# Dataset excerpts
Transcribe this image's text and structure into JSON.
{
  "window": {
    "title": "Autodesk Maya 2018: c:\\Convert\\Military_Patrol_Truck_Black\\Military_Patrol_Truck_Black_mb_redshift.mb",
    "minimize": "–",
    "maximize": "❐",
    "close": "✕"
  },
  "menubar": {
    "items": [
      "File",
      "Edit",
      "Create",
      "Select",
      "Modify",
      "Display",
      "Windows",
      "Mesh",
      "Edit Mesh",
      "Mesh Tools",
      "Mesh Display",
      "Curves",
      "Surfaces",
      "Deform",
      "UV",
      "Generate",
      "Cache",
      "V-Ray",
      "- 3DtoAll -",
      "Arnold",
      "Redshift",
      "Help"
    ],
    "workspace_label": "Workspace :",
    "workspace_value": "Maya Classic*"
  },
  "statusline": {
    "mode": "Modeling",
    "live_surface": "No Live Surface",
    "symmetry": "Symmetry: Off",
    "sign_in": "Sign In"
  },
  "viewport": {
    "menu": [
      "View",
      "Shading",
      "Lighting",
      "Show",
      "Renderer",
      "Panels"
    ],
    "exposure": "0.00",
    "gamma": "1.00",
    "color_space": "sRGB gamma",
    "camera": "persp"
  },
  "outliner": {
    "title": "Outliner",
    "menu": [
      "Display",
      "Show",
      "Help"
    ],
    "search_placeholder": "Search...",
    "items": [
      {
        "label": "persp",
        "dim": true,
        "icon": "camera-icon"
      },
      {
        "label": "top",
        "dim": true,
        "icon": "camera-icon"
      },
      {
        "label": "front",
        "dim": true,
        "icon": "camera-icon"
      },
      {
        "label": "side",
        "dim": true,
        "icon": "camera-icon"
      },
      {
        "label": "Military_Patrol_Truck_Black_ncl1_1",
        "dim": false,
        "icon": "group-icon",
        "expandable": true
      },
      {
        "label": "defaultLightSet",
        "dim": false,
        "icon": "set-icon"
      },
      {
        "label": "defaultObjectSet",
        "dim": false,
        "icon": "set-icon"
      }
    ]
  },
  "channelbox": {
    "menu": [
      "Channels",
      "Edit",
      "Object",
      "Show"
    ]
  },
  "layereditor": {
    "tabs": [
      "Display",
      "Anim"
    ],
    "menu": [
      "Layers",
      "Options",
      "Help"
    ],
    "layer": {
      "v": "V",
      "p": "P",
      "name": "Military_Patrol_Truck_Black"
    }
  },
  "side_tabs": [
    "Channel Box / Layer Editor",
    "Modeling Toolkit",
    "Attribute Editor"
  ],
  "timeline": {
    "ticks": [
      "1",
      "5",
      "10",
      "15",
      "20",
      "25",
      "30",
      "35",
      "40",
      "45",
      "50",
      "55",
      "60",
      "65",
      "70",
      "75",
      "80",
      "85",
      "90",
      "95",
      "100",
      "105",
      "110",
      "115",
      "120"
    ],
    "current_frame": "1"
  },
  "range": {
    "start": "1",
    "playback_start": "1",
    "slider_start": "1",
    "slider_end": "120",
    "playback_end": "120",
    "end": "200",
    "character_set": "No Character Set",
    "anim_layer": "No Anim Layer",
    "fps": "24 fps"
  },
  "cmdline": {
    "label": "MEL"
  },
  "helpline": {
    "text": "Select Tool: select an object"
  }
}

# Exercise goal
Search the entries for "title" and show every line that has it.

# Expected answer
    "title": "Autodesk Maya 2018: c:\\Convert\\Military_Patrol_Truck_Black\\Military_Patrol_Truck_Black_mb_redshift.mb",
    "title": "Outliner",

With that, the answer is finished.